A new definition of 'they' was among 530 new words added to the publisher's online dictionary.
The oldest dictionary publisher in the US has officially recognised the singular use of 'they' as a pronoun for people who identify as non-binary.
On Tuesday, Merriam-Webster announced they would be adding more than 530 new words to their online dictionary, including the definition for 'they'.
"Used to refer to a single person whose gender identity is nonbinary," the entry reads.
The term has become increasingly popular in recent years as a pronoun for people who identify as gender diverse or outside the male and female binary.
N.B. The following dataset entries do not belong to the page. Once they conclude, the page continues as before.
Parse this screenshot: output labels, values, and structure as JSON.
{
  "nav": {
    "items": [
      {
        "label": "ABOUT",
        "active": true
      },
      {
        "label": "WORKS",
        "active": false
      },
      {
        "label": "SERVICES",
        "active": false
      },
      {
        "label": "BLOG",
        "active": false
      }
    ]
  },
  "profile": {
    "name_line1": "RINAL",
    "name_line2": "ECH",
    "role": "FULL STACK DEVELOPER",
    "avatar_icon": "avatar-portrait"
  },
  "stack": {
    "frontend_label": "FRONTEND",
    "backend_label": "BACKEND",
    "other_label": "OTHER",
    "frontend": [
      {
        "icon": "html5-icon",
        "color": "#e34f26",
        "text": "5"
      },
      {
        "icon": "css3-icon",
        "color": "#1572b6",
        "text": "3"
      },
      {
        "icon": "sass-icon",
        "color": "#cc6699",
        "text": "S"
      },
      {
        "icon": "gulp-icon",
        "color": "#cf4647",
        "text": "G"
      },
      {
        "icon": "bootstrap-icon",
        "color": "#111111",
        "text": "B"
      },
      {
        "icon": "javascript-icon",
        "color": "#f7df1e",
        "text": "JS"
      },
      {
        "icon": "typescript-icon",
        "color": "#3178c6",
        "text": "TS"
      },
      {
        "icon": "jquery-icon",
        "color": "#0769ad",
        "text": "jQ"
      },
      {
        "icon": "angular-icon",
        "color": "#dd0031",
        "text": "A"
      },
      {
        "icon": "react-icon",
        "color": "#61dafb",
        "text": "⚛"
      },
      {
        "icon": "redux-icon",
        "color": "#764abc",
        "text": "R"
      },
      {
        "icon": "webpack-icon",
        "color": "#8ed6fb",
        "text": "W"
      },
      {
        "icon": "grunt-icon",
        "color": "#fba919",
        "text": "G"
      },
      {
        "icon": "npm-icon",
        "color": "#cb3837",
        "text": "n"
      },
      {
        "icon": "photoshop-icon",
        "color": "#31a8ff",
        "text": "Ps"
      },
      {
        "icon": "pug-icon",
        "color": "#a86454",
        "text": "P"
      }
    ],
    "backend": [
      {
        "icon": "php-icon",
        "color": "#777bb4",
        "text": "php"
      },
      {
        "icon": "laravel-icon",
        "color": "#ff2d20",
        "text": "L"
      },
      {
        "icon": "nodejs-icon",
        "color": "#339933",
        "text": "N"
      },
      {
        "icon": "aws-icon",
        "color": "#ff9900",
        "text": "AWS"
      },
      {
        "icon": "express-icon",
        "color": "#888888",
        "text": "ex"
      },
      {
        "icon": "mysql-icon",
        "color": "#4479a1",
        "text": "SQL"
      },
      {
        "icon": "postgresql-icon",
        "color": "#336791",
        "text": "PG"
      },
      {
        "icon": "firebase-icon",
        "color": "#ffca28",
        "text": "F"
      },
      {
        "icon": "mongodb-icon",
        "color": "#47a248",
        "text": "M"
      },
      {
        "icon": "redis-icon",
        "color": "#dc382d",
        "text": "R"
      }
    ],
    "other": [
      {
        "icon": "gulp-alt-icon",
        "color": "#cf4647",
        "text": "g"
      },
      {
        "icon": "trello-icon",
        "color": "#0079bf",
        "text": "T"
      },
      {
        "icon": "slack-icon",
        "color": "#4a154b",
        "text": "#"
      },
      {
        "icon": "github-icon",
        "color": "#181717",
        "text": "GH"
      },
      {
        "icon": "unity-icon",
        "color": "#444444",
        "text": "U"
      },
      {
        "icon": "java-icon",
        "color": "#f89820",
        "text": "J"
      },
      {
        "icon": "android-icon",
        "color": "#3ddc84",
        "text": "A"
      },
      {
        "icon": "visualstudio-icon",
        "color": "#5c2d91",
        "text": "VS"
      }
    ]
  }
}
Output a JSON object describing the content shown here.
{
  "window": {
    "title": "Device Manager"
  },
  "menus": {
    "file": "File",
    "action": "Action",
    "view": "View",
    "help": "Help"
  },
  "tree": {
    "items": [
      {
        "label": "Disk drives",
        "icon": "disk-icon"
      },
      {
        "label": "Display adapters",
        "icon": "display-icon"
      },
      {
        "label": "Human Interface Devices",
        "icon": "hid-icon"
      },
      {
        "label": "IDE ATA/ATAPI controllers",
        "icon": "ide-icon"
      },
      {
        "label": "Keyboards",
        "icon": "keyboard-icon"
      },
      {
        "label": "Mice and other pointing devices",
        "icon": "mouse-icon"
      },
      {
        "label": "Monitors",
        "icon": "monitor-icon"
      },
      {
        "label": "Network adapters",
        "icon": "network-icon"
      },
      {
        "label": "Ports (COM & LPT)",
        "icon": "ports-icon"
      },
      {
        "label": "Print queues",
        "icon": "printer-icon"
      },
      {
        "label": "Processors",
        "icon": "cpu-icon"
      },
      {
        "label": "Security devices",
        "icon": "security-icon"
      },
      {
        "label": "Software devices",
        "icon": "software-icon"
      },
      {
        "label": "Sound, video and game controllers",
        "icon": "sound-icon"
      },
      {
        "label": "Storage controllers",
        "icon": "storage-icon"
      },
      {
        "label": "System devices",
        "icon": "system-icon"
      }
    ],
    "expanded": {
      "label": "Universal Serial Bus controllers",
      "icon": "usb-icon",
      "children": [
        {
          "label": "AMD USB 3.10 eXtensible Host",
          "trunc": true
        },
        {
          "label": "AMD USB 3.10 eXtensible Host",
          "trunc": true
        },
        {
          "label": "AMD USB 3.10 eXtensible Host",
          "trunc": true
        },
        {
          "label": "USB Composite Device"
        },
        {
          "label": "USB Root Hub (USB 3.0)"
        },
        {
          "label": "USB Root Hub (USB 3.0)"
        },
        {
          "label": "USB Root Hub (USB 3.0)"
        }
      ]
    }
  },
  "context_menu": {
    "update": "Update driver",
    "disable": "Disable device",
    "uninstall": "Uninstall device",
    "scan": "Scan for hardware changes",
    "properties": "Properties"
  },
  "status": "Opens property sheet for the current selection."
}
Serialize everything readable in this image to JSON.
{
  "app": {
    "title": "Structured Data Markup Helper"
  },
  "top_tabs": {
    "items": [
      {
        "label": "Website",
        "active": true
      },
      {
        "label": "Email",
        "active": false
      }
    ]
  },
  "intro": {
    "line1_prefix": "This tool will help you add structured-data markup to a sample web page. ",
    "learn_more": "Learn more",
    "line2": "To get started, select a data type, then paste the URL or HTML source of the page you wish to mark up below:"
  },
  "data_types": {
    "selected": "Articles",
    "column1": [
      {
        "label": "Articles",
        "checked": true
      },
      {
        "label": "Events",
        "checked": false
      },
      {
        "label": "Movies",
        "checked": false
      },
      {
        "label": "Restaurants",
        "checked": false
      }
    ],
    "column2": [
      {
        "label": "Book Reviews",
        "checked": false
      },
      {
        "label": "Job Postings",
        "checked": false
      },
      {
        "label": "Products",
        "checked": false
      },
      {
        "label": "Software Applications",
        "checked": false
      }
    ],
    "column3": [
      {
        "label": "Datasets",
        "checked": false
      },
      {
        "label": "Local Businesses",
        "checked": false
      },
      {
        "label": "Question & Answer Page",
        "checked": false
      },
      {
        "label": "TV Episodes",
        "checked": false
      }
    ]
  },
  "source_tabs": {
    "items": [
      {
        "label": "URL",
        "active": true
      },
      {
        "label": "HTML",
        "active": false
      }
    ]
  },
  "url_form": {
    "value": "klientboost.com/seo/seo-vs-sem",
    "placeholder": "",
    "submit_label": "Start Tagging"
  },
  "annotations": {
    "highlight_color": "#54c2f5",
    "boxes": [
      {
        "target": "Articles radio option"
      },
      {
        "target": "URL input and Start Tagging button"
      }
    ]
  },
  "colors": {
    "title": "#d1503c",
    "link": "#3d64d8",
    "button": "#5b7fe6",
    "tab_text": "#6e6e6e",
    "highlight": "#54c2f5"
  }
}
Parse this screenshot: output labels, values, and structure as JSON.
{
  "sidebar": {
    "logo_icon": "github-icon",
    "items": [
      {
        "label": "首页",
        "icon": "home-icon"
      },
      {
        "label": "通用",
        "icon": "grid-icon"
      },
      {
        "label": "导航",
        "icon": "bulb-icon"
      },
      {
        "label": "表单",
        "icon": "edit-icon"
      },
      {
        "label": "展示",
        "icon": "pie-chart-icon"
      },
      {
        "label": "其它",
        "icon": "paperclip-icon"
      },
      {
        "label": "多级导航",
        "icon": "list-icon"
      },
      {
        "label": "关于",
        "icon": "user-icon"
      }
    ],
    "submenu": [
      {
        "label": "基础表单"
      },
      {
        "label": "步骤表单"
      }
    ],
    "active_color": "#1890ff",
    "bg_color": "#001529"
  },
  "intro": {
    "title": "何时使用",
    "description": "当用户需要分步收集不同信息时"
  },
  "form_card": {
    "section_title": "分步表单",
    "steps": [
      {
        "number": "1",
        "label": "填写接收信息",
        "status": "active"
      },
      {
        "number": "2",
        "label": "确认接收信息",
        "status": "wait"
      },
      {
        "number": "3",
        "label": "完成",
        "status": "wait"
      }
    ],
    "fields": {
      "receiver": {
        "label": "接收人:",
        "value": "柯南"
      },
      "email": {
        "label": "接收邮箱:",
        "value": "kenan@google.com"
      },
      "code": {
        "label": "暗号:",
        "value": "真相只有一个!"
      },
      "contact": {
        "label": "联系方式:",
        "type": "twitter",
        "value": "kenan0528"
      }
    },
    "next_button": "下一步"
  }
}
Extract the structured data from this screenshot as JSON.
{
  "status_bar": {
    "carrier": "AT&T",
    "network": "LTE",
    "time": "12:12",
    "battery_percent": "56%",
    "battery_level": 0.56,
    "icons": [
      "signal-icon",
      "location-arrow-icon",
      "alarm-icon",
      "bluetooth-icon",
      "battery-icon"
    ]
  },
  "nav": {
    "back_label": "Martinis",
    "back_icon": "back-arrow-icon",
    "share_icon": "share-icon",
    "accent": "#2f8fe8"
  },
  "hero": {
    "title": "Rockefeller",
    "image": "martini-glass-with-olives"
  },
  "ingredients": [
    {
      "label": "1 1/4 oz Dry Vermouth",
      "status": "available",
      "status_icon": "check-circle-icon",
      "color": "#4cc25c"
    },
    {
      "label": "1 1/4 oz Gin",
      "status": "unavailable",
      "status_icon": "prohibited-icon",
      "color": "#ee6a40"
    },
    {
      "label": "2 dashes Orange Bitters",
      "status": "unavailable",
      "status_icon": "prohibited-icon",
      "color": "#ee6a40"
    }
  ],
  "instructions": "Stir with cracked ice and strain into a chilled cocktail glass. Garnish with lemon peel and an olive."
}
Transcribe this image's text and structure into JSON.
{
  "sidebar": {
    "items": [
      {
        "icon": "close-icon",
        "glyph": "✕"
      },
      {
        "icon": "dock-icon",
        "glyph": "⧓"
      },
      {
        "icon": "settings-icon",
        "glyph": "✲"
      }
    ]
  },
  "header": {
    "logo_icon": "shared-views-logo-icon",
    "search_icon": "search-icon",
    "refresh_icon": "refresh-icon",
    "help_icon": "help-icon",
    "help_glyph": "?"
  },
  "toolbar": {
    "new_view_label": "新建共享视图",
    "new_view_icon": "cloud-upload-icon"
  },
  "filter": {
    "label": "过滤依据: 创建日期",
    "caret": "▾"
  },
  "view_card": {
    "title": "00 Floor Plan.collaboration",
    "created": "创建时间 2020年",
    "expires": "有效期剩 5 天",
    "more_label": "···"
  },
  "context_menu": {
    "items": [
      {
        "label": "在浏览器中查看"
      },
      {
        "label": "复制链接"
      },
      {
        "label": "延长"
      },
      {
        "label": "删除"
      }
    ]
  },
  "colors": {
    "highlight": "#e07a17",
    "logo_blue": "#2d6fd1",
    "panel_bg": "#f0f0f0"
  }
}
In the dictionary entry, the word is used in an example sentence: "I knew certain things about … the person I was interviewing. … They had adopted their gender-neutral name a few years ago, when they began to consciously identify as nonbinary — that is, neither male nor female. They were in their late 20s, working as an event planner, applying to graduate school."
In response to questions on whether 'they', 'their' and 'them' can be used as a singular pronoun, Merriam-Webster said their use as pronouns of indefinite gender have been "well established in speech and writing, even in literary and formal contexts".
The new use for 'they' was added alongside a long list of new words, including the Bechdel test (referring to a criteria used to evaluate movies for their inclusion of women), deep state (an alleged secret governmental network), fatberg (a large mass of fat and solid waste that collects in sewers) and escape room (a game in which people are confined to an areas and given a set amount of time to escape).
A new definition for the word inclusive was also added: “allowing and accommodating people who have historically been excluded (as because of their race, gender, sexuality, or ability).”